[[ Available data open ]]
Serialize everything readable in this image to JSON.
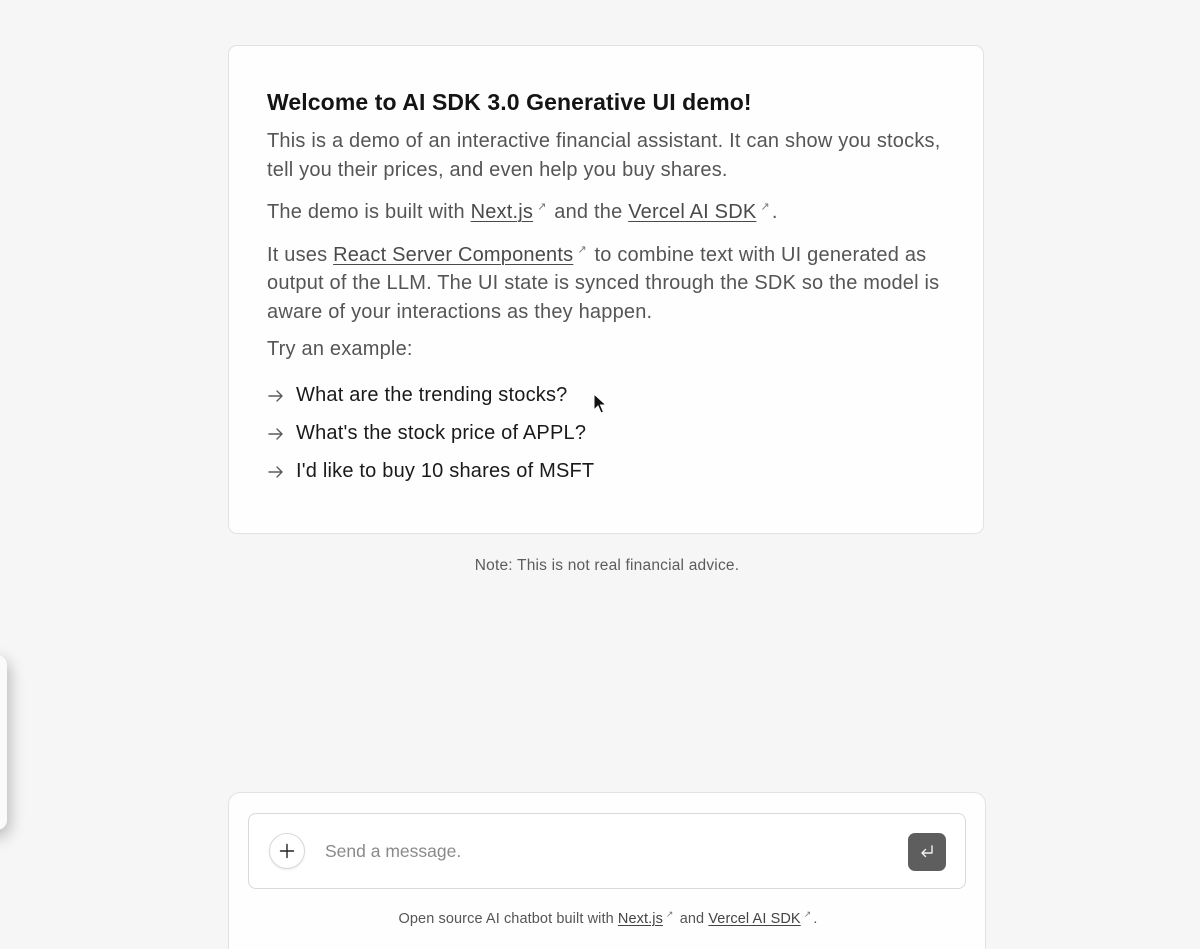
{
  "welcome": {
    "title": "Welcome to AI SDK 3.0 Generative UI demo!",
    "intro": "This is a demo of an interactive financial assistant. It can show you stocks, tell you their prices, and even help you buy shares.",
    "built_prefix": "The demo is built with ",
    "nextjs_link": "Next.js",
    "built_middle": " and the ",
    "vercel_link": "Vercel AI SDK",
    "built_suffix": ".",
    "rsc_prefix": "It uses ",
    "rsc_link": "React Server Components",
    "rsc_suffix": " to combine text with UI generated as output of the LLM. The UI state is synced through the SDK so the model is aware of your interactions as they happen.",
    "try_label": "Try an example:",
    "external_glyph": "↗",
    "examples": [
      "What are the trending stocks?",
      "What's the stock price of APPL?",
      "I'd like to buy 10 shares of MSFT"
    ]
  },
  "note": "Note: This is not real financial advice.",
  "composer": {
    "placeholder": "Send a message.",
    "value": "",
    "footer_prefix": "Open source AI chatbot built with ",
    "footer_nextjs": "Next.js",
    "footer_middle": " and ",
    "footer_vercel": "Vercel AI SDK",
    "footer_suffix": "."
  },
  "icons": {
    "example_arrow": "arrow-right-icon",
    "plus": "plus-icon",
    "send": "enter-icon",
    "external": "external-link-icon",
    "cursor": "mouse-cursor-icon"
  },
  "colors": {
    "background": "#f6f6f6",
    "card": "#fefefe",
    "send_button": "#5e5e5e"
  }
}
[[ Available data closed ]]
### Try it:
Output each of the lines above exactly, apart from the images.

### Output for this exercise:
Serialize everything readable in this image to JSON.
{
  "welcome": {
    "title": "Welcome to AI SDK 3.0 Generative UI demo!",
    "intro": "This is a demo of an interactive financial assistant. It can show you stocks, tell you their prices, and even help you buy shares.",
    "built_prefix": "The demo is built with ",
    "nextjs_link": "Next.js",
    "built_middle": " and the ",
    "vercel_link": "Vercel AI SDK",
    "built_suffix": ".",
    "rsc_prefix": "It uses ",
    "rsc_link": "React Server Components",
    "rsc_suffix": " to combine text with UI generated as output of the LLM. The UI state is synced through the SDK so the model is aware of your interactions as they happen.",
    "try_label": "Try an example:",
    "external_glyph": "↗",
    "examples": [
      "What are the trending stocks?",
      "What's the stock price of APPL?",
      "I'd like to buy 10 shares of MSFT"
    ]
  },
  "note": "Note: This is not real financial advice.",
  "composer": {
    "placeholder": "Send a message.",
    "value": "",
    "footer_prefix": "Open source AI chatbot built with ",
    "footer_nextjs": "Next.js",
    "footer_middle": " and ",
    "footer_vercel": "Vercel AI SDK",
    "footer_suffix": "."
  },
  "icons": {
    "example_arrow": "arrow-right-icon",
    "plus": "plus-icon",
    "send": "enter-icon",
    "external": "external-link-icon",
    "cursor": "mouse-cursor-icon"
  },
  "colors": {
    "background": "#f6f6f6",
    "card": "#fefefe",
    "send_button": "#5e5e5e"
  }
}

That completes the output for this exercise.